The value of n does not affect the limit of (3/4)^(n+1) as n approaches infinity. The limit will always be 0, regardless of the value of n.

## 5. What does it mean when the limit of (3/4)^(n+1) as n approaches infinity is 0?

When the limit of (3/4)^(n+1) as n approaches infinity is 0, it means that as n gets larger and larger, the value of (3/4)^(n+1) will get closer and closer to 0. This can also be interpreted as the function approaching 0 as n approaches infinity.

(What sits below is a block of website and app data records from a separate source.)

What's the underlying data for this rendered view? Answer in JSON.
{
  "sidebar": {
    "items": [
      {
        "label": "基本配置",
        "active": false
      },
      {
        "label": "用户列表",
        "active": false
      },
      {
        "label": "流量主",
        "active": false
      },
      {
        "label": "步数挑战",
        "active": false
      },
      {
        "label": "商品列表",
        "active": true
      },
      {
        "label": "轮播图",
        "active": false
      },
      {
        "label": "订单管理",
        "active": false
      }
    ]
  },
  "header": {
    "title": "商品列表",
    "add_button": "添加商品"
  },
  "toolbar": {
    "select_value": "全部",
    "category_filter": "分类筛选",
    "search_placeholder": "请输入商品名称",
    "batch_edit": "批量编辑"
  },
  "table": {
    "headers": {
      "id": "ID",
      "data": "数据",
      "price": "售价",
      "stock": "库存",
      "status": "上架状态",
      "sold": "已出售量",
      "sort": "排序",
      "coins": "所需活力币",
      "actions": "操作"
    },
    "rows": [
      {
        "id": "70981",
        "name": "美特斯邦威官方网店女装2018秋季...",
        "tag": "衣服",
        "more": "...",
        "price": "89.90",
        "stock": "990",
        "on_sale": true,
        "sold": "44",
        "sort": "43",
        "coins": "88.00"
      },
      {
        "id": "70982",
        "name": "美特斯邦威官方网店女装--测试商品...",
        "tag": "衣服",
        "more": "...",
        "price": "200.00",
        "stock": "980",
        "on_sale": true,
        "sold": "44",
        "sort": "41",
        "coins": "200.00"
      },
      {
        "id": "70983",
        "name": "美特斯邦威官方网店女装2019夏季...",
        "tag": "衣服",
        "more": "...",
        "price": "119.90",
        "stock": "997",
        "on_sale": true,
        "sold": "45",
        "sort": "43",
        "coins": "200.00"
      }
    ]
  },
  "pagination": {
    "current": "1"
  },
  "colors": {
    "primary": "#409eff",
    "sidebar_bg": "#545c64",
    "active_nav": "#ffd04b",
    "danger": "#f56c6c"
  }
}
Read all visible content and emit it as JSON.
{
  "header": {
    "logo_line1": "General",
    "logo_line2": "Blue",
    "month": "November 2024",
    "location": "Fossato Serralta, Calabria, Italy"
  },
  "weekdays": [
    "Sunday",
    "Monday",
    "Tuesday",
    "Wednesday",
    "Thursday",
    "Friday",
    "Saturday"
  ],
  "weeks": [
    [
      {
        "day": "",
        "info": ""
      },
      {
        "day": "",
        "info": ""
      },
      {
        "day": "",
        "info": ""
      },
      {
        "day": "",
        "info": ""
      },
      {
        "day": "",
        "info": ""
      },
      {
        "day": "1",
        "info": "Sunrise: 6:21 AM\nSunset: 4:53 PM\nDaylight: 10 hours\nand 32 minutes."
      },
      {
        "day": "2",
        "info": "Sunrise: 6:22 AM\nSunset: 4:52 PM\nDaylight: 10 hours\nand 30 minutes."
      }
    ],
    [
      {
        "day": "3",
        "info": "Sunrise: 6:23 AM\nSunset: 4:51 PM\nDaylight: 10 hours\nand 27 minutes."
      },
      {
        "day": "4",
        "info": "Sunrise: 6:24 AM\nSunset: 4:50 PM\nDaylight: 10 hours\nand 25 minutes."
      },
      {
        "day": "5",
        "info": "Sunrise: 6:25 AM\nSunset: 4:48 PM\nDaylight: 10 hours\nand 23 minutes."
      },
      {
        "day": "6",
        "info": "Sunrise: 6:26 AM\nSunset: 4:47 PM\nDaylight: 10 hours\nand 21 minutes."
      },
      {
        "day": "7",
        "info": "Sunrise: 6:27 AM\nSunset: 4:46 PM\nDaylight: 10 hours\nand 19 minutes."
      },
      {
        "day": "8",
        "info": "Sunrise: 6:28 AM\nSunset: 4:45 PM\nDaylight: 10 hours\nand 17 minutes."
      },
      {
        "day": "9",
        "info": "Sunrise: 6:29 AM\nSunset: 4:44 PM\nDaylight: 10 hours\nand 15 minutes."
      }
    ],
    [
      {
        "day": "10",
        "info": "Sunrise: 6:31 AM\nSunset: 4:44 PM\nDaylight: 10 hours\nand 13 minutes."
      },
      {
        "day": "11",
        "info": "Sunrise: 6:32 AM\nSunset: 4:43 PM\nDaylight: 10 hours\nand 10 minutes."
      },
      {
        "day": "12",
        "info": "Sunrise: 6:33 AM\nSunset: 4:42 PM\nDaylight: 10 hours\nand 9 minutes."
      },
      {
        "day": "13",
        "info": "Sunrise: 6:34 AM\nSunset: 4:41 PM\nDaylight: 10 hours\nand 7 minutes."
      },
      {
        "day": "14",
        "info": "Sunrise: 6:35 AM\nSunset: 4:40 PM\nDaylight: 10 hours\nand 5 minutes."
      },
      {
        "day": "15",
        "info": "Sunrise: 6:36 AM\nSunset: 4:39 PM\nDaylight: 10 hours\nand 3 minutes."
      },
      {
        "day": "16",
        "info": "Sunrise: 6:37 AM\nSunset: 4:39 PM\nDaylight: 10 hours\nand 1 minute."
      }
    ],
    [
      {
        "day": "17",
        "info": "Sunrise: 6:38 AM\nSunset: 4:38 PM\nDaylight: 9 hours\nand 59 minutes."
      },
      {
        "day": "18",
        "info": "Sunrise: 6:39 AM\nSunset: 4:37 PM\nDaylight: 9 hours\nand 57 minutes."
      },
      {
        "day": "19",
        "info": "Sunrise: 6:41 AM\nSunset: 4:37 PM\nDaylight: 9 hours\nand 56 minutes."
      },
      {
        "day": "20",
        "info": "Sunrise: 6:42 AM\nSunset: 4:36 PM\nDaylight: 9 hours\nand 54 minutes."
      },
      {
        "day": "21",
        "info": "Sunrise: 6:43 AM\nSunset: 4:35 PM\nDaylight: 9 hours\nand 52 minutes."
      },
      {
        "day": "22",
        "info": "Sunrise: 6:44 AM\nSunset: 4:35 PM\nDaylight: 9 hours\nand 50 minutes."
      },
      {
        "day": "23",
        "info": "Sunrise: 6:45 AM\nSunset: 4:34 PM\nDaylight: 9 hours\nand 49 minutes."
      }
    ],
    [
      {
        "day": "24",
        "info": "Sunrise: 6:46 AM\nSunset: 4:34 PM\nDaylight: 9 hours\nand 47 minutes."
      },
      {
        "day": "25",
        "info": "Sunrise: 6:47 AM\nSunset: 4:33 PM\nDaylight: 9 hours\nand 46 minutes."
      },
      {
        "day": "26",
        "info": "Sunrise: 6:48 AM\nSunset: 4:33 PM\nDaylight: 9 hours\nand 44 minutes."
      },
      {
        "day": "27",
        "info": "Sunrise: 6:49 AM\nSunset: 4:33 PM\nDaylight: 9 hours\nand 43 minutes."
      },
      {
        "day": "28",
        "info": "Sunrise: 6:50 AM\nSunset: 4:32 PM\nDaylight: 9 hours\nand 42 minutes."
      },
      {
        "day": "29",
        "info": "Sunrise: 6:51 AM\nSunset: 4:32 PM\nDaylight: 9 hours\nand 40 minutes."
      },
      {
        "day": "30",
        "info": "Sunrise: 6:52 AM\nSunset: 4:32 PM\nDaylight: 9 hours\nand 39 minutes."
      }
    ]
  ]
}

• Calculus and Beyond Homework Help
Replies
17
Views
1K
• Calculus and Beyond Homework Help
Replies
23
Views
1K
• Calculus and Beyond Homework Help
Replies
20
Views
2K
• Calculus and Beyond Homework Help
Replies
24
Views
1K
• Calculus and Beyond Homework Help
Replies
1
Views
565
• Calculus and Beyond Homework Help
Replies
17
Views
1K
• Calculus and Beyond Homework Help
Replies
2
Views
945
• Calculus and Beyond Homework Help
Replies
15
Views
1K
• Calculus and Beyond Homework Help
Replies
9
Views
2K
• Calculus and Beyond Homework Help
Replies
2
Views
948